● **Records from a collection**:
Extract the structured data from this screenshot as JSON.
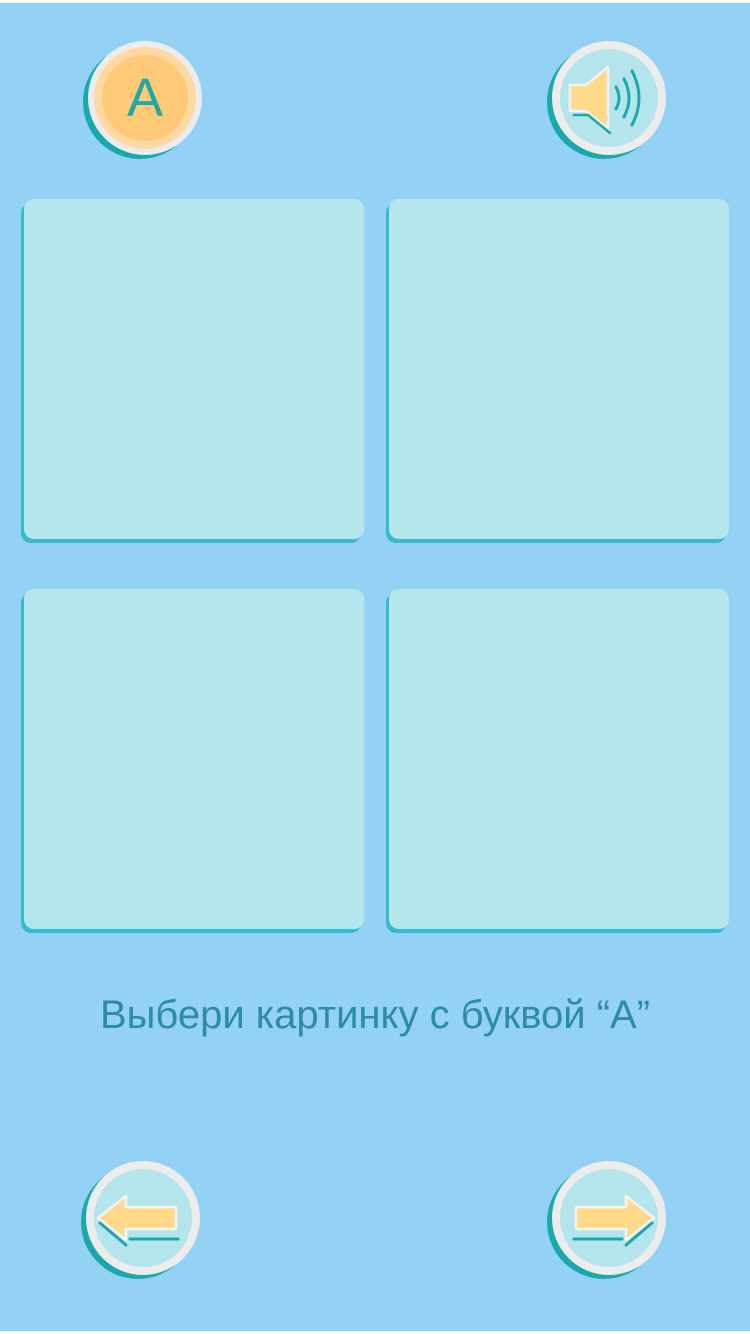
{
  "header": {
    "letter": "А",
    "sound_icon": "speaker-icon"
  },
  "cards": [
    "",
    "",
    "",
    ""
  ],
  "instruction": "Выбери картинку с буквой “А”",
  "nav": {
    "back_icon": "arrow-left-icon",
    "next_icon": "arrow-right-icon"
  },
  "colors": {
    "background": "#94d2f5",
    "card": "#b5e6ec",
    "accent": "#1aa8ab",
    "text": "#2c8da2",
    "letter_badge": "#ffc978"
  }
}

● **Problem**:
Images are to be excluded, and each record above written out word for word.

● **Result for this exercise**:
Extract the structured data from this screenshot as JSON.
{
  "header": {
    "letter": "А",
    "sound_icon": "speaker-icon"
  },
  "cards": [
    "",
    "",
    "",
    ""
  ],
  "instruction": "Выбери картинку с буквой “А”",
  "nav": {
    "back_icon": "arrow-left-icon",
    "next_icon": "arrow-right-icon"
  },
  "colors": {
    "background": "#94d2f5",
    "card": "#b5e6ec",
    "accent": "#1aa8ab",
    "text": "#2c8da2",
    "letter_badge": "#ffc978"
  }
}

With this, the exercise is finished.